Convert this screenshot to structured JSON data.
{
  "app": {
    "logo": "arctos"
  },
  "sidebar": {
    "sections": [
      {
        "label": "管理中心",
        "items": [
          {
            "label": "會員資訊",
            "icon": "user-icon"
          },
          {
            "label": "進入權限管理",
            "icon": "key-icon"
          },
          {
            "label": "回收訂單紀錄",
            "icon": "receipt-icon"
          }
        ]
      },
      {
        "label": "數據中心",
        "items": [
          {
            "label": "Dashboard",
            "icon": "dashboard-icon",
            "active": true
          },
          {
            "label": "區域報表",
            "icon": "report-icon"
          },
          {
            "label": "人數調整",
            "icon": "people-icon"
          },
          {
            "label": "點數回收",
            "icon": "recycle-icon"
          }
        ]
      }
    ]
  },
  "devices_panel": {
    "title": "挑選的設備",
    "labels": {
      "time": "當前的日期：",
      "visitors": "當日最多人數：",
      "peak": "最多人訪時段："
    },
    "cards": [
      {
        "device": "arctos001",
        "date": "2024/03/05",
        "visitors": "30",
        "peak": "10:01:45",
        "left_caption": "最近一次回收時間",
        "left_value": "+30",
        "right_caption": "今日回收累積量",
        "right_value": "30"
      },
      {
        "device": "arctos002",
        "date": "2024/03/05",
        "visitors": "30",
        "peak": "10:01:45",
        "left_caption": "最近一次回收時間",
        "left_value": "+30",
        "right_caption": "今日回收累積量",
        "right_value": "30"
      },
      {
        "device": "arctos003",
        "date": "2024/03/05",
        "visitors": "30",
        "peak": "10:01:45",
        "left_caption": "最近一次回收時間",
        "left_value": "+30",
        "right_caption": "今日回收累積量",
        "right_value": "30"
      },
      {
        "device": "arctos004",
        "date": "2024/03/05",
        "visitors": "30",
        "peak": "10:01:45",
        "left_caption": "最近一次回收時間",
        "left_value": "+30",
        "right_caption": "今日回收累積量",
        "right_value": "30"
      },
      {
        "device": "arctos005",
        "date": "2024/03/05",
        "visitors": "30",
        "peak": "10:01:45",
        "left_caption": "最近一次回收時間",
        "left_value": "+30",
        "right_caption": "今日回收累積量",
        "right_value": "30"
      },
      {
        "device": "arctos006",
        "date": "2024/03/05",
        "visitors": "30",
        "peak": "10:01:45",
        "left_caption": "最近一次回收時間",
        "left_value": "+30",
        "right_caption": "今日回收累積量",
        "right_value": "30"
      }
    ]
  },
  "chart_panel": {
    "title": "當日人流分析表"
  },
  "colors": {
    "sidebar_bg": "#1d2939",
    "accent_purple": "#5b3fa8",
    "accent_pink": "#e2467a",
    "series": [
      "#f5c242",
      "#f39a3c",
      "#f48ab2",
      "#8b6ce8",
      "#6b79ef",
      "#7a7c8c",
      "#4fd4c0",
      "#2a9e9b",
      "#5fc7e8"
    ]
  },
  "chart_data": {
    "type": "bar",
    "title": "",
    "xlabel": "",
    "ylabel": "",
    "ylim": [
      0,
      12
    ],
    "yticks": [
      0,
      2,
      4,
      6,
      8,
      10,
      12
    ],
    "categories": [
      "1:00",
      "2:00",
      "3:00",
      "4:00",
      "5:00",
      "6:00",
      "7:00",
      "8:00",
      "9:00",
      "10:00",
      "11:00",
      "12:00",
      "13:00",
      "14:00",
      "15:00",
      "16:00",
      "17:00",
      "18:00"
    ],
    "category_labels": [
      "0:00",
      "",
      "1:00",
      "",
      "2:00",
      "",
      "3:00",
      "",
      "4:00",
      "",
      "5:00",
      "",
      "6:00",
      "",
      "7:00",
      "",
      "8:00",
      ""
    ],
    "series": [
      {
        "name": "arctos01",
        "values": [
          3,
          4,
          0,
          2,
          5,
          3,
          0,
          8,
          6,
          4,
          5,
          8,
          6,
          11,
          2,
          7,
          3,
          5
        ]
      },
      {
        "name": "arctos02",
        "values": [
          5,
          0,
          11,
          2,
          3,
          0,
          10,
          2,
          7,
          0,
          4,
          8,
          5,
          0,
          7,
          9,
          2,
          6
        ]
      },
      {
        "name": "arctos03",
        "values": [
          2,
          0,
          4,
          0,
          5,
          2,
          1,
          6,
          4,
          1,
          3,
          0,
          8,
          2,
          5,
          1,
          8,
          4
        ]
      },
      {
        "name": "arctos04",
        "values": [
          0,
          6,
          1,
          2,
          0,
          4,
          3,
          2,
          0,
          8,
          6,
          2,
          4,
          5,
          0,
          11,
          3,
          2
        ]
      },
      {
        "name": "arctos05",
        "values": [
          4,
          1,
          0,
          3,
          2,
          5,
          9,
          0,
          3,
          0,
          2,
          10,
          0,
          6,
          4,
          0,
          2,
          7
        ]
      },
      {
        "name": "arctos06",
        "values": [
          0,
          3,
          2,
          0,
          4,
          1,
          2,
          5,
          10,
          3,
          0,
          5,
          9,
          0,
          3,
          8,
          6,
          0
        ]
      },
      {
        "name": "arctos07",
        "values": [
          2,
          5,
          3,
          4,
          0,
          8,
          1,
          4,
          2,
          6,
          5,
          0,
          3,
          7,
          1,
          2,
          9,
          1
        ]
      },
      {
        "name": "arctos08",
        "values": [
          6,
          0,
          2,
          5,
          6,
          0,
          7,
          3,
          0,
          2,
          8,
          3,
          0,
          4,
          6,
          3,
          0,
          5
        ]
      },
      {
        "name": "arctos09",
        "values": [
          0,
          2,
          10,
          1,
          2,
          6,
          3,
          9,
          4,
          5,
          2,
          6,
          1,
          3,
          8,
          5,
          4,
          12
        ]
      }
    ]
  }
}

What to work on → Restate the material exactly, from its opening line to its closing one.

Solution below →
Convert this screenshot to structured JSON data.
{
  "app": {
    "logo": "arctos"
  },
  "sidebar": {
    "sections": [
      {
        "label": "管理中心",
        "items": [
          {
            "label": "會員資訊",
            "icon": "user-icon"
          },
          {
            "label": "進入權限管理",
            "icon": "key-icon"
          },
          {
            "label": "回收訂單紀錄",
            "icon": "receipt-icon"
          }
        ]
      },
      {
        "label": "數據中心",
        "items": [
          {
            "label": "Dashboard",
            "icon": "dashboard-icon",
            "active": true
          },
          {
            "label": "區域報表",
            "icon": "report-icon"
          },
          {
            "label": "人數調整",
            "icon": "people-icon"
          },
          {
            "label": "點數回收",
            "icon": "recycle-icon"
          }
        ]
      }
    ]
  },
  "devices_panel": {
    "title": "挑選的設備",
    "labels": {
      "time": "當前的日期：",
      "visitors": "當日最多人數：",
      "peak": "最多人訪時段："
    },
    "cards": [
      {
        "device": "arctos001",
        "date": "2024/03/05",
        "visitors": "30",
        "peak": "10:01:45",
        "left_caption": "最近一次回收時間",
        "left_value": "+30",
        "right_caption": "今日回收累積量",
        "right_value": "30"
      },
      {
        "device": "arctos002",
        "date": "2024/03/05",
        "visitors": "30",
        "peak": "10:01:45",
        "left_caption": "最近一次回收時間",
        "left_value": "+30",
        "right_caption": "今日回收累積量",
        "right_value": "30"
      },
      {
        "device": "arctos003",
        "date": "2024/03/05",
        "visitors": "30",
        "peak": "10:01:45",
        "left_caption": "最近一次回收時間",
        "left_value": "+30",
        "right_caption": "今日回收累積量",
        "right_value": "30"
      },
      {
        "device": "arctos004",
        "date": "2024/03/05",
        "visitors": "30",
        "peak": "10:01:45",
        "left_caption": "最近一次回收時間",
        "left_value": "+30",
        "right_caption": "今日回收累積量",
        "right_value": "30"
      },
      {
        "device": "arctos005",
        "date": "2024/03/05",
        "visitors": "30",
        "peak": "10:01:45",
        "left_caption": "最近一次回收時間",
        "left_value": "+30",
        "right_caption": "今日回收累積量",
        "right_value": "30"
      },
      {
        "device": "arctos006",
        "date": "2024/03/05",
        "visitors": "30",
        "peak": "10:01:45",
        "left_caption": "最近一次回收時間",
        "left_value": "+30",
        "right_caption": "今日回收累積量",
        "right_value": "30"
      }
    ]
  },
  "chart_panel": {
    "title": "當日人流分析表"
  },
  "colors": {
    "sidebar_bg": "#1d2939",
    "accent_purple": "#5b3fa8",
    "accent_pink": "#e2467a",
    "series": [
      "#f5c242",
      "#f39a3c",
      "#f48ab2",
      "#8b6ce8",
      "#6b79ef",
      "#7a7c8c",
      "#4fd4c0",
      "#2a9e9b",
      "#5fc7e8"
    ]
  },
  "chart_data": {
    "type": "bar",
    "title": "",
    "xlabel": "",
    "ylabel": "",
    "ylim": [
      0,
      12
    ],
    "yticks": [
      0,
      2,
      4,
      6,
      8,
      10,
      12
    ],
    "categories": [
      "1:00",
      "2:00",
      "3:00",
      "4:00",
      "5:00",
      "6:00",
      "7:00",
      "8:00",
      "9:00",
      "10:00",
      "11:00",
      "12:00",
      "13:00",
      "14:00",
      "15:00",
      "16:00",
      "17:00",
      "18:00"
    ],
    "category_labels": [
      "0:00",
      "",
      "1:00",
      "",
      "2:00",
      "",
      "3:00",
      "",
      "4:00",
      "",
      "5:00",
      "",
      "6:00",
      "",
      "7:00",
      "",
      "8:00",
      ""
    ],
    "series": [
      {
        "name": "arctos01",
        "values": [
          3,
          4,
          0,
          2,
          5,
          3,
          0,
          8,
          6,
          4,
          5,
          8,
          6,
          11,
          2,
          7,
          3,
          5
        ]
      },
      {
        "name": "arctos02",
        "values": [
          5,
          0,
          11,
          2,
          3,
          0,
          10,
          2,
          7,
          0,
          4,
          8,
          5,
          0,
          7,
          9,
          2,
          6
        ]
      },
      {
        "name": "arctos03",
        "values": [
          2,
          0,
          4,
          0,
          5,
          2,
          1,
          6,
          4,
          1,
          3,
          0,
          8,
          2,
          5,
          1,
          8,
          4
        ]
      },
      {
        "name": "arctos04",
        "values": [
          0,
          6,
          1,
          2,
          0,
          4,
          3,
          2,
          0,
          8,
          6,
          2,
          4,
          5,
          0,
          11,
          3,
          2
        ]
      },
      {
        "name": "arctos05",
        "values": [
          4,
          1,
          0,
          3,
          2,
          5,
          9,
          0,
          3,
          0,
          2,
          10,
          0,
          6,
          4,
          0,
          2,
          7
        ]
      },
      {
        "name": "arctos06",
        "values": [
          0,
          3,
          2,
          0,
          4,
          1,
          2,
          5,
          10,
          3,
          0,
          5,
          9,
          0,
          3,
          8,
          6,
          0
        ]
      },
      {
        "name": "arctos07",
        "values": [
          2,
          5,
          3,
          4,
          0,
          8,
          1,
          4,
          2,
          6,
          5,
          0,
          3,
          7,
          1,
          2,
          9,
          1
        ]
      },
      {
        "name": "arctos08",
        "values": [
          6,
          0,
          2,
          5,
          6,
          0,
          7,
          3,
          0,
          2,
          8,
          3,
          0,
          4,
          6,
          3,
          0,
          5
        ]
      },
      {
        "name": "arctos09",
        "values": [
          0,
          2,
          10,
          1,
          2,
          6,
          3,
          9,
          4,
          5,
          2,
          6,
          1,
          3,
          8,
          5,
          4,
          12
        ]
      }
    ]
  }
}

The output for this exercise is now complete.